* [Exercise instructions] In your copy, repeat the records exactly and leave out the pictures.

BEGIN

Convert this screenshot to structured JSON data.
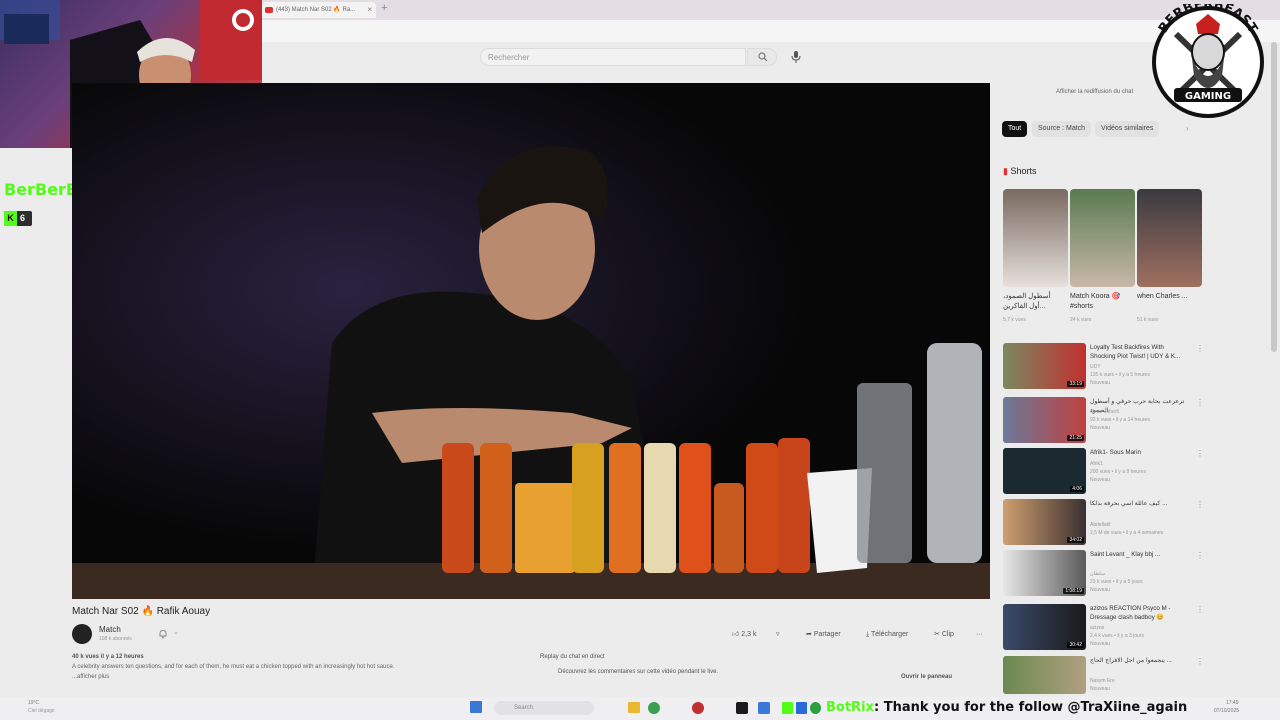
{
  "browser": {
    "tab_title": "(443) Match Nar S02 🔥 Ra...",
    "tab_close": "×",
    "new_tab": "+"
  },
  "search": {
    "placeholder": "Rechercher"
  },
  "video": {
    "title": "Match Nar S02 🔥 Rafik Aouay",
    "channel": "Match",
    "subscribers": "108 k abonnés",
    "actions": {
      "likes": "2,3 k",
      "share": "Partager",
      "download": "Télécharger",
      "clip": "Clip",
      "more": "···"
    },
    "description": {
      "stats": "40 k vues  il y a 12 heures",
      "text": "A celebrity answers ten questions, and for each of them, he must eat a chicken topped with an increasingly hot hot sauce.",
      "more": "...afficher plus"
    },
    "chat_replay": {
      "title": "Replay du chat en direct",
      "text": "Découvrez les commentaires sur cette vidéo pendant le live.",
      "button": "Ouvrir le panneau"
    }
  },
  "sidebar": {
    "chat_replay_link": "Afficher la rediffusion du chat",
    "chips": [
      "Tout",
      "Source : Match",
      "Vidéos similaires"
    ],
    "shorts_heading": "Shorts",
    "shorts": [
      {
        "title": "أسطول الصمود، أول الفاكرين...",
        "views": "5,7 k vues"
      },
      {
        "title": "Match Koora 🎯 #shorts",
        "views": "24 k vues"
      },
      {
        "title": "when Charles ...",
        "views": "51 k vues"
      }
    ],
    "recommendations": [
      {
        "title": "Loyalty Test Backfires With Shocking Plot Twist! | UDY & K...",
        "channel": "UDY",
        "meta": "135 k vues • il y a 5 heures",
        "badge": "Nouveau",
        "duration": "33:19"
      },
      {
        "title": "ترعرعت بحاية حرب حرفي و أسطول الصمود",
        "channel": "Omar Jafardi",
        "meta": "92 k vues • il y a 14 heures",
        "badge": "Nouveau",
        "duration": "21:25"
      },
      {
        "title": "Afrik1- Sous Marin",
        "channel": "Afrik1",
        "meta": "200 vues • il y a 9 heures",
        "badge": "Nouveau",
        "duration": "4:06"
      },
      {
        "title": "كيف عائلة اسي بحرفة بذلكا ...",
        "channel": "Abdellatif",
        "meta": "2,5 M de vues • il y a 4 semaines",
        "badge": "",
        "duration": "34:02"
      },
      {
        "title": "Saint Levant _ Klay bbj ...",
        "channel": "سلطان",
        "meta": "23 k vues • il y a 5 jours",
        "badge": "Nouveau",
        "duration": "1:08:19"
      },
      {
        "title": "azizos REACTION Psyco M - Dressage clash badboy 😊",
        "channel": "azizos",
        "meta": "2,4 k vues • il y a 3 jours",
        "badge": "Nouveau",
        "duration": "30:42"
      },
      {
        "title": "ينجمعوا من اجل الافراج الحاج ...",
        "channel": "Nasym Ere",
        "meta": "",
        "badge": "Nouveau",
        "duration": ""
      }
    ]
  },
  "overlay": {
    "streamer_name": "BerBerBeast",
    "kick_viewers": "6",
    "logo_text_top": "BERBERBEAST",
    "logo_text_bottom": "GAMING",
    "chat_user": "BotRix",
    "chat_message": ": Thank you for the follow @TraXiine_again"
  },
  "taskbar": {
    "weather": "19°C",
    "weather_desc": "Ciel dégagé",
    "search": "Search",
    "time": "17:49",
    "date": "07/10/2025"
  },
  "colors": {
    "kick_green": "#53fc18",
    "youtube_red": "#e03030"
  }
}
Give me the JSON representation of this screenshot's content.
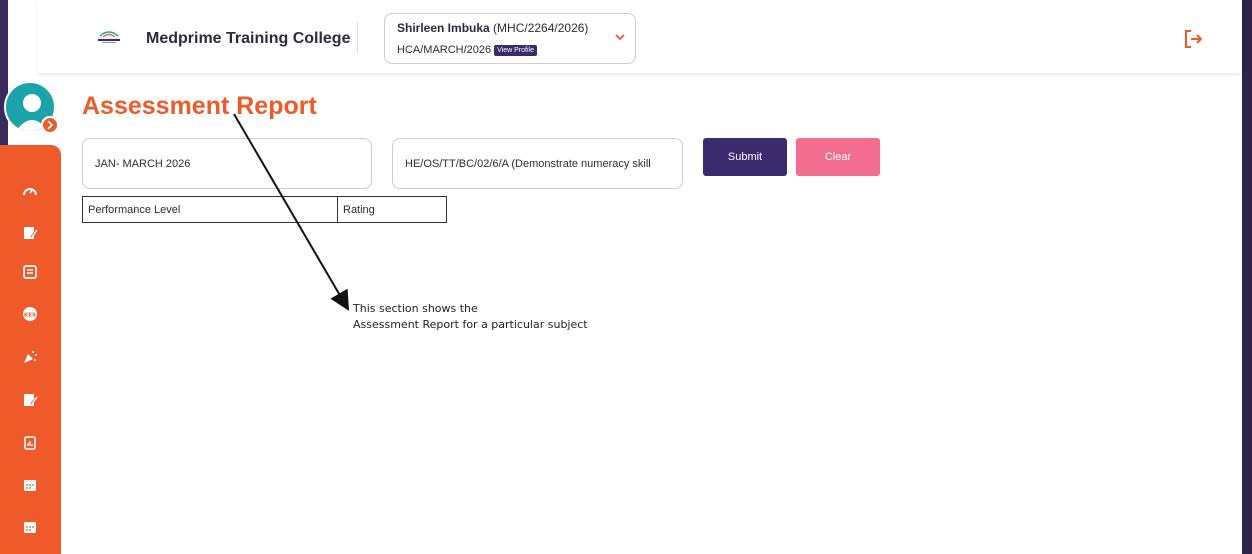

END

* [Solved problem]
Convert this screenshot to structured JSON data.
{
  "browser": {
    "tab_title": "(443) Match Nar S02 🔥 Ra...",
    "tab_close": "×",
    "new_tab": "+"
  },
  "search": {
    "placeholder": "Rechercher"
  },
  "video": {
    "title": "Match Nar S02 🔥 Rafik Aouay",
    "channel": "Match",
    "subscribers": "108 k abonnés",
    "actions": {
      "likes": "2,3 k",
      "share": "Partager",
      "download": "Télécharger",
      "clip": "Clip",
      "more": "···"
    },
    "description": {
      "stats": "40 k vues  il y a 12 heures",
      "text": "A celebrity answers ten questions, and for each of them, he must eat a chicken topped with an increasingly hot hot sauce.",
      "more": "...afficher plus"
    },
    "chat_replay": {
      "title": "Replay du chat en direct",
      "text": "Découvrez les commentaires sur cette vidéo pendant le live.",
      "button": "Ouvrir le panneau"
    }
  },
  "sidebar": {
    "chat_replay_link": "Afficher la rediffusion du chat",
    "chips": [
      "Tout",
      "Source : Match",
      "Vidéos similaires"
    ],
    "shorts_heading": "Shorts",
    "shorts": [
      {
        "title": "أسطول الصمود، أول الفاكرين...",
        "views": "5,7 k vues"
      },
      {
        "title": "Match Koora 🎯 #shorts",
        "views": "24 k vues"
      },
      {
        "title": "when Charles ...",
        "views": "51 k vues"
      }
    ],
    "recommendations": [
      {
        "title": "Loyalty Test Backfires With Shocking Plot Twist! | UDY & K...",
        "channel": "UDY",
        "meta": "135 k vues • il y a 5 heures",
        "badge": "Nouveau",
        "duration": "33:19"
      },
      {
        "title": "ترعرعت بحاية حرب حرفي و أسطول الصمود",
        "channel": "Omar Jafardi",
        "meta": "92 k vues • il y a 14 heures",
        "badge": "Nouveau",
        "duration": "21:25"
      },
      {
        "title": "Afrik1- Sous Marin",
        "channel": "Afrik1",
        "meta": "200 vues • il y a 9 heures",
        "badge": "Nouveau",
        "duration": "4:06"
      },
      {
        "title": "كيف عائلة اسي بحرفة بذلكا ...",
        "channel": "Abdellatif",
        "meta": "2,5 M de vues • il y a 4 semaines",
        "badge": "",
        "duration": "34:02"
      },
      {
        "title": "Saint Levant _ Klay bbj ...",
        "channel": "سلطان",
        "meta": "23 k vues • il y a 5 jours",
        "badge": "Nouveau",
        "duration": "1:08:19"
      },
      {
        "title": "azizos REACTION Psyco M - Dressage clash badboy 😊",
        "channel": "azizos",
        "meta": "2,4 k vues • il y a 3 jours",
        "badge": "Nouveau",
        "duration": "30:42"
      },
      {
        "title": "ينجمعوا من اجل الافراج الحاج ...",
        "channel": "Nasym Ere",
        "meta": "",
        "badge": "Nouveau",
        "duration": ""
      }
    ]
  },
  "overlay": {
    "streamer_name": "BerBerBeast",
    "kick_viewers": "6",
    "logo_text_top": "BERBERBEAST",
    "logo_text_bottom": "GAMING",
    "chat_user": "BotRix",
    "chat_message": ": Thank you for the follow @TraXiine_again"
  },
  "taskbar": {
    "weather": "19°C",
    "weather_desc": "Ciel dégagé",
    "search": "Search",
    "time": "17:49",
    "date": "07/10/2025"
  },
  "colors": {
    "kick_green": "#53fc18",
    "youtube_red": "#e03030"
  }
}
Give me the JSON representation of this screenshot's content.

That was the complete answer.